Exercise directions: Retype every entry precisely and keep each line whole.

[Web page and app entries]
BEGIN

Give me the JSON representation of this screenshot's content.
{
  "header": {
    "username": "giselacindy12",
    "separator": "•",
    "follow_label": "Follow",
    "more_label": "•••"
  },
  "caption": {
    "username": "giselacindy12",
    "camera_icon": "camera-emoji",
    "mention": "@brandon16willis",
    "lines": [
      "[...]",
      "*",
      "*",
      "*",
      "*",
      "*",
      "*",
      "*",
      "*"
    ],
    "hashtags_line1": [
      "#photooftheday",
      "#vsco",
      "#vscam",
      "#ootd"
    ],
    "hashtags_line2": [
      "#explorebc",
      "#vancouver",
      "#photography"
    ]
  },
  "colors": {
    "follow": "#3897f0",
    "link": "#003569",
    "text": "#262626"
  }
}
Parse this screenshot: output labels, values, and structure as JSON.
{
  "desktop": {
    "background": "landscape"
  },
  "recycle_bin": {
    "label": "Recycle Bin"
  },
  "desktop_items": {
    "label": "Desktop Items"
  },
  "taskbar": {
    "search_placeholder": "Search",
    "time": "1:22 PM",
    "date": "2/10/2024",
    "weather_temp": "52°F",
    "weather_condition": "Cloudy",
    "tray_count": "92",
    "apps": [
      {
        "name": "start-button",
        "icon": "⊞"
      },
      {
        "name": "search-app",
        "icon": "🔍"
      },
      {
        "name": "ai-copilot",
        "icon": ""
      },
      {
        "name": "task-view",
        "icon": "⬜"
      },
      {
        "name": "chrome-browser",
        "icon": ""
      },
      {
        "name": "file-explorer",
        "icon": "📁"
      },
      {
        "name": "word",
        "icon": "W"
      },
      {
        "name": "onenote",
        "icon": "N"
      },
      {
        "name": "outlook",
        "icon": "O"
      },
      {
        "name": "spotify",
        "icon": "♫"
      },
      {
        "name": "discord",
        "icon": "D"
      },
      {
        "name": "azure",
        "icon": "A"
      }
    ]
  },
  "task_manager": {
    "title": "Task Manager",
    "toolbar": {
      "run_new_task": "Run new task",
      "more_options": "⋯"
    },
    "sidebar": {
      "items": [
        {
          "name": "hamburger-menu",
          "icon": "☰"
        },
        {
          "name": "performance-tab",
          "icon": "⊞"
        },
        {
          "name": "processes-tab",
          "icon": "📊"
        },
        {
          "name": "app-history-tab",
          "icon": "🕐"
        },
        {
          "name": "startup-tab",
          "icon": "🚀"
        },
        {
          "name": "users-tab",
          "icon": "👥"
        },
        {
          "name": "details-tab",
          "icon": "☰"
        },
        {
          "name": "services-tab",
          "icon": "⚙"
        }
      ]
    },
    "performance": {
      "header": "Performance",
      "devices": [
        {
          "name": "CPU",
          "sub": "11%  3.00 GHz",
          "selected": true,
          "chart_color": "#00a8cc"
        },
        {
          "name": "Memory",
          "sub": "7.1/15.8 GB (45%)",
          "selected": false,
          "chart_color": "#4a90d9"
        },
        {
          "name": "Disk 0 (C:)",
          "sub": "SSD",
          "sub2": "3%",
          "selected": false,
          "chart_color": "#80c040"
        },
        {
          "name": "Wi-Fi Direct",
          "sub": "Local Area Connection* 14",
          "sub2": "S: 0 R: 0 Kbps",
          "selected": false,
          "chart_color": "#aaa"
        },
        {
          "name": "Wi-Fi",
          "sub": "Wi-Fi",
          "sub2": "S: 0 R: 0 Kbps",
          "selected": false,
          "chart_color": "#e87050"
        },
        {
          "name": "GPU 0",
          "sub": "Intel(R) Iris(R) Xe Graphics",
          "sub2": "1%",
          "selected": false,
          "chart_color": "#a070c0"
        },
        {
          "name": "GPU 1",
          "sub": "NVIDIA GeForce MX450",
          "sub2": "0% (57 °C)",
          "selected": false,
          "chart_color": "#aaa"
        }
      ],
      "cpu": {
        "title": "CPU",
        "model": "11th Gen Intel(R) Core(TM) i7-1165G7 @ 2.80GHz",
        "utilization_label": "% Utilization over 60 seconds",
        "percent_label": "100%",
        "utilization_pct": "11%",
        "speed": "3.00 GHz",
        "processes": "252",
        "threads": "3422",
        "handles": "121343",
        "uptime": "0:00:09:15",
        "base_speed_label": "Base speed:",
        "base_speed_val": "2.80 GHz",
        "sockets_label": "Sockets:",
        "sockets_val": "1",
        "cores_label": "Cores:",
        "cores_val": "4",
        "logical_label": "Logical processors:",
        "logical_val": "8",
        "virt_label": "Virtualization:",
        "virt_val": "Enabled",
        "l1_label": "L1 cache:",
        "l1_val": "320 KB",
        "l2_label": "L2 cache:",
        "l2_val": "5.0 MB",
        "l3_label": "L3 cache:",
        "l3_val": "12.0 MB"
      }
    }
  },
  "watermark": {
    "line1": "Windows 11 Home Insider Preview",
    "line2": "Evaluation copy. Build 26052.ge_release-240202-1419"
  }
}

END

Task answer:
Give me the JSON representation of this screenshot's content.
{
  "header": {
    "username": "giselacindy12",
    "separator": "•",
    "follow_label": "Follow",
    "more_label": "•••"
  },
  "caption": {
    "username": "giselacindy12",
    "camera_icon": "camera-emoji",
    "mention": "@brandon16willis",
    "lines": [
      "[...]",
      "*",
      "*",
      "*",
      "*",
      "*",
      "*",
      "*",
      "*"
    ],
    "hashtags_line1": [
      "#photooftheday",
      "#vsco",
      "#vscam",
      "#ootd"
    ],
    "hashtags_line2": [
      "#explorebc",
      "#vancouver",
      "#photography"
    ]
  },
  "colors": {
    "follow": "#3897f0",
    "link": "#003569",
    "text": "#262626"
  }
}
Parse this screenshot: output labels, values, and structure as JSON.
{
  "desktop": {
    "background": "landscape"
  },
  "recycle_bin": {
    "label": "Recycle Bin"
  },
  "desktop_items": {
    "label": "Desktop Items"
  },
  "taskbar": {
    "search_placeholder": "Search",
    "time": "1:22 PM",
    "date": "2/10/2024",
    "weather_temp": "52°F",
    "weather_condition": "Cloudy",
    "tray_count": "92",
    "apps": [
      {
        "name": "start-button",
        "icon": "⊞"
      },
      {
        "name": "search-app",
        "icon": "🔍"
      },
      {
        "name": "ai-copilot",
        "icon": ""
      },
      {
        "name": "task-view",
        "icon": "⬜"
      },
      {
        "name": "chrome-browser",
        "icon": ""
      },
      {
        "name": "file-explorer",
        "icon": "📁"
      },
      {
        "name": "word",
        "icon": "W"
      },
      {
        "name": "onenote",
        "icon": "N"
      },
      {
        "name": "outlook",
        "icon": "O"
      },
      {
        "name": "spotify",
        "icon": "♫"
      },
      {
        "name": "discord",
        "icon": "D"
      },
      {
        "name": "azure",
        "icon": "A"
      }
    ]
  },
  "task_manager": {
    "title": "Task Manager",
    "toolbar": {
      "run_new_task": "Run new task",
      "more_options": "⋯"
    },
    "sidebar": {
      "items": [
        {
          "name": "hamburger-menu",
          "icon": "☰"
        },
        {
          "name": "performance-tab",
          "icon": "⊞"
        },
        {
          "name": "processes-tab",
          "icon": "📊"
        },
        {
          "name": "app-history-tab",
          "icon": "🕐"
        },
        {
          "name": "startup-tab",
          "icon": "🚀"
        },
        {
          "name": "users-tab",
          "icon": "👥"
        },
        {
          "name": "details-tab",
          "icon": "☰"
        },
        {
          "name": "services-tab",
          "icon": "⚙"
        }
      ]
    },
    "performance": {
      "header": "Performance",
      "devices": [
        {
          "name": "CPU",
          "sub": "11%  3.00 GHz",
          "selected": true,
          "chart_color": "#00a8cc"
        },
        {
          "name": "Memory",
          "sub": "7.1/15.8 GB (45%)",
          "selected": false,
          "chart_color": "#4a90d9"
        },
        {
          "name": "Disk 0 (C:)",
          "sub": "SSD",
          "sub2": "3%",
          "selected": false,
          "chart_color": "#80c040"
        },
        {
          "name": "Wi-Fi Direct",
          "sub": "Local Area Connection* 14",
          "sub2": "S: 0 R: 0 Kbps",
          "selected": false,
          "chart_color": "#aaa"
        },
        {
          "name": "Wi-Fi",
          "sub": "Wi-Fi",
          "sub2": "S: 0 R: 0 Kbps",
          "selected": false,
          "chart_color": "#e87050"
        },
        {
          "name": "GPU 0",
          "sub": "Intel(R) Iris(R) Xe Graphics",
          "sub2": "1%",
          "selected": false,
          "chart_color": "#a070c0"
        },
        {
          "name": "GPU 1",
          "sub": "NVIDIA GeForce MX450",
          "sub2": "0% (57 °C)",
          "selected": false,
          "chart_color": "#aaa"
        }
      ],
      "cpu": {
        "title": "CPU",
        "model": "11th Gen Intel(R) Core(TM) i7-1165G7 @ 2.80GHz",
        "utilization_label": "% Utilization over 60 seconds",
        "percent_label": "100%",
        "utilization_pct": "11%",
        "speed": "3.00 GHz",
        "processes": "252",
        "threads": "3422",
        "handles": "121343",
        "uptime": "0:00:09:15",
        "base_speed_label": "Base speed:",
        "base_speed_val": "2.80 GHz",
        "sockets_label": "Sockets:",
        "sockets_val": "1",
        "cores_label": "Cores:",
        "cores_val": "4",
        "logical_label": "Logical processors:",
        "logical_val": "8",
        "virt_label": "Virtualization:",
        "virt_val": "Enabled",
        "l1_label": "L1 cache:",
        "l1_val": "320 KB",
        "l2_label": "L2 cache:",
        "l2_val": "5.0 MB",
        "l3_label": "L3 cache:",
        "l3_val": "12.0 MB"
      }
    }
  },
  "watermark": {
    "line1": "Windows 11 Home Insider Preview",
    "line2": "Evaluation copy. Build 26052.ge_release-240202-1419"
  }
}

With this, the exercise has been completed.